[soundcloud url=”https://api.soundcloud.com/tracks/239698988″ params=”auto_play=false&hide_related=false&show_comments=true&show_user=true&show_reposts=false&visual=true” width=”100%” height=”450″ iframe=”true” /]
Come With Me was written from my memories of a very hot summer in Edinburgh in 1976, when I’d moved here for the first time (the second time was in 1990). I lived near the Meadows and had a part-time job stacking boxes in a fruit shop before opening time. I’d finish my work by 8:30 and walk home across the Meadows, sometimes stopping for a nap. The weather was that good.
It was also at that time I encountered serious practitioners of Zen Buddhism. I’d always been interested in the general meditation area, but by that time it was emerging from the association with psychedelics and ‘freaks’ with their head shops, man, but the beginnings of the twee, sentimental New Age infatuation were becoming apparent. Zen seemed to counter both those tendencies with its emphasis on discipline and its dismissal of the ‘be nice to yourself’ culture (“It’s not enough to be a freak, you’ve got to be a strong one” and “It’s not enough to be set free, you’ve got to love the jail” still sum it up for me).
I wrote the song in the early 2000s, and recorded it for the Roadblock album in 2005. At the time I recorded it, I was using the Robert Fripp tuning CGDAEG on my acoustic, and the basic track uses that, but I layered another guitar in conventional tuning with it, in the background.
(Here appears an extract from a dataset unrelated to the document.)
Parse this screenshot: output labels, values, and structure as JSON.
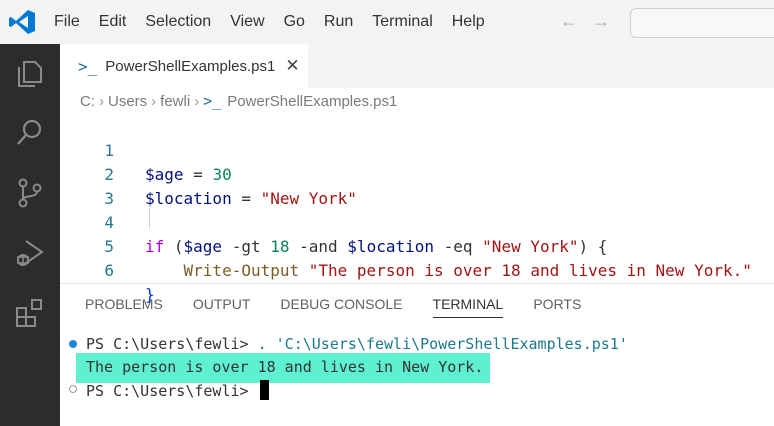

I’ve noticed that not many people use that thumb-slap picking style I use. Mary Robbs sang the harmonies and Nelson Wright played some percussion. Daniel Davis said it was my one of my best recording jobs, and it’s certainly one I can still enjoy listening to.